Independent Occurrence of the CHRNA4 Ser248Phe Mutation in a Norwegian Family with Nocturnal Frontal Lobe Epilepsy

Authors

  • Ortrud K. Steinlein,

    Corresponding author
    1. Institute for Human Genetics, Friedrich-Wilhelms-University of Bonn, Bonn, Germany
      Address correspondence and reprint requests to Dr. O. K. Steinlein at Institute for Human Genetics, University of Bonn, Wilhelmstr. 31, D-53111 Bonn, Germany. E-mail: osteinl@mailer.meb.uni-bonn.de
    Search for more papers by this author
  • Jens Stoodt,

    1. Institute for Human Genetics, Friedrich-Wilhelms-University of Bonn, Bonn, Germany
    Search for more papers by this author
  • John Mulley,

    1. Department of Cytogenetics and Molecular Genetics, Women's and Children's Hospital and Department of Genetics, University of Adelaide, Adelaide
    Search for more papers by this author
  • Sam Berkovic,

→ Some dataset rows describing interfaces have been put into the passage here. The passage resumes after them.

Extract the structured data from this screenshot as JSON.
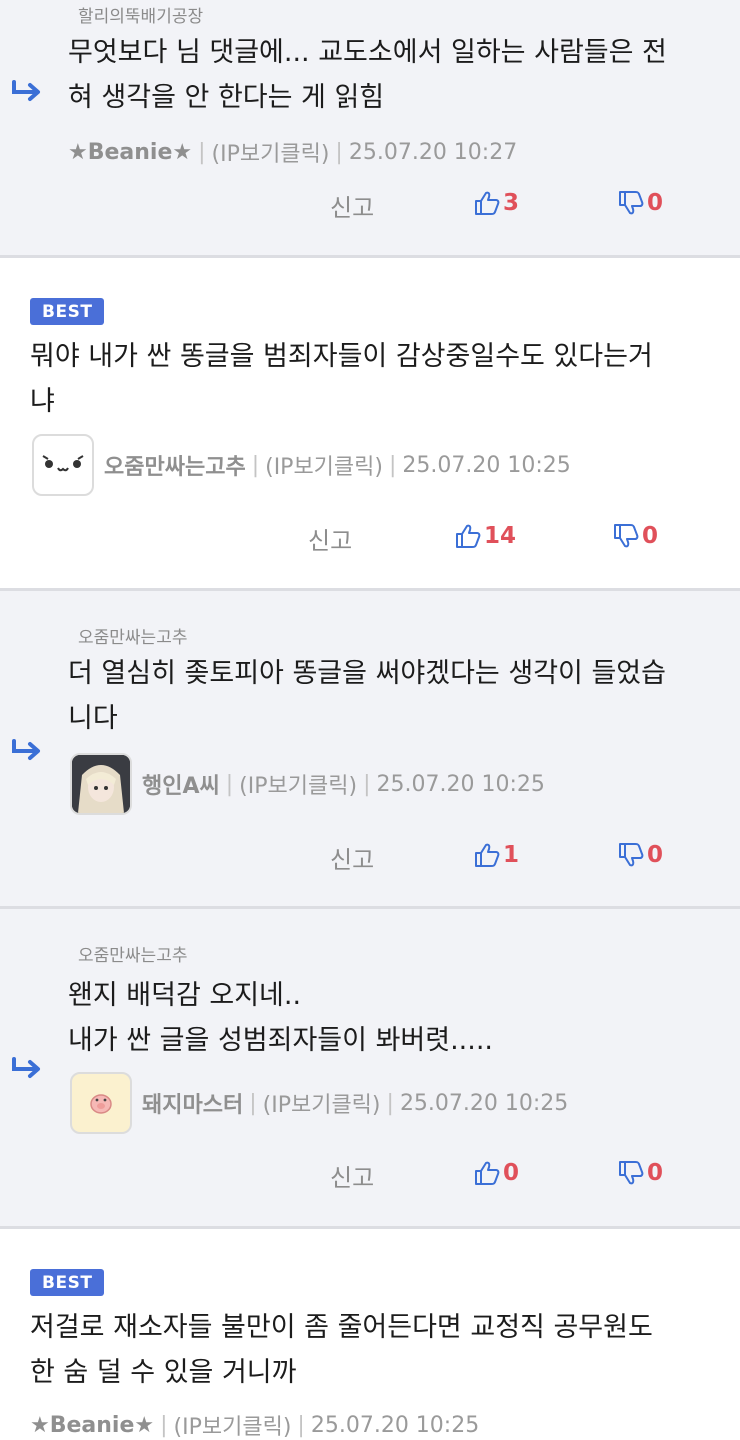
{
  "colors": {
    "accent": "#3b6fd6",
    "count": "#e0505a",
    "best": "#4a6fd8"
  },
  "comments": [
    {
      "reply_to": "할리의뚝배기공장",
      "text": "무엇보다 님 댓글에... 교도소에서 일하는 사람들은 전\n혀 생각을 안 한다는 게 읽힘",
      "author": "★Beanie★",
      "ip": "(IP보기클릭)",
      "datetime": "25.07.20 10:27",
      "report": "신고",
      "likes": "3",
      "dislikes": "0"
    },
    {
      "badge": "BEST",
      "text": "뭐야 내가 싼 똥글을 범죄자들이 감상중일수도 있다는거\n냐",
      "author": "오줌만싸는고추",
      "ip": "(IP보기클릭)",
      "datetime": "25.07.20 10:25",
      "report": "신고",
      "likes": "14",
      "dislikes": "0"
    },
    {
      "reply_to": "오줌만싸는고추",
      "text": "더 열심히 좆토피아 똥글을 써야겠다는 생각이 들었습\n니다",
      "author": "행인A씨",
      "ip": "(IP보기클릭)",
      "datetime": "25.07.20 10:25",
      "report": "신고",
      "likes": "1",
      "dislikes": "0"
    },
    {
      "reply_to": "오줌만싸는고추",
      "text": "왠지 배덕감 오지네..\n내가 싼 글을 성범죄자들이 봐버렷.....",
      "author": "돼지마스터",
      "ip": "(IP보기클릭)",
      "datetime": "25.07.20 10:25",
      "report": "신고",
      "likes": "0",
      "dislikes": "0"
    },
    {
      "badge": "BEST",
      "text": "저걸로 재소자들 불만이 좀 줄어든다면 교정직 공무원도\n한 숨 덜 수 있을 거니까",
      "author": "★Beanie★",
      "ip": "(IP보기클릭)",
      "datetime": "25.07.20 10:25"
    }
  ]
}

    1. Department of Neurology, University of Melbourne, Austin and Repatriation Medical Centre, and Royal Children's Hospital, Melbourne, Australia
    Search for more papers by this author
  • Ingrid E. Scheffer,

    1. Department of Neurology, University of Melbourne, Austin and Repatriation Medical Centre, and Royal Children's Hospital, Melbourne, Australia
    Search for more papers by this author
  • Eylert Brodtkorb

    1. Department of Neurology, Trondheim University Hospital, Trondheim, Norway
    Search for more papers by this author

Address correspondence and reprint requests to Dr. O. K. Steinlein at Institute for Human Genetics, University of Bonn, Wilhelmstr. 31, D-53111 Bonn, Germany. E-mail: osteinl@mailer.meb.uni-bonn.de

Abstract

Summary: Purpose: To describe the clinical features of a family from Northern Norway in which autosomal dominant nocturnal frontal lobe epilepsy (ADNFLE) is associated with a Ser248Phe amino acid exchange in the second transmembrane domain of the neuronal nicotinic acetylcholine receptor α4 subunit (CHRNA4). We also tested for evidence of a de novo mutation or founder effect by comparing haplotypes with the original Australian family where the Ser248Phe mutation was first described.

Methods: Clinical details were obtained from 19 family members. Personal interviews and genetic analysis were carried out in 17. Parts of the coding region of CHRNA4 were sequenced, and two known polymorphisms (bp555/FokI, bp594/CfoI) were typed by restriction analysis.

Results: Eleven individuals had ADNFLE. The haplotypes of the mutation-carrying alleles of affected individuals from the Northern Norwegian and the Australian ADNFLE family are different. The phenotypic expressions are remarkably similar.

Conclusions: The Ser248Phe mutation occurred independently in both families. Given the rarity of the disease, this suggests that not only the position of a mutation in the coding sequence but also the type of an amino acid exchange is important for the etiology of ADNFLE. The phenotypic similarity of these two families with different genetic backgrounds suggests that the Ser248Phe mutation largely determines the phenotype, with relatively little influence of other background genes.

Ancillary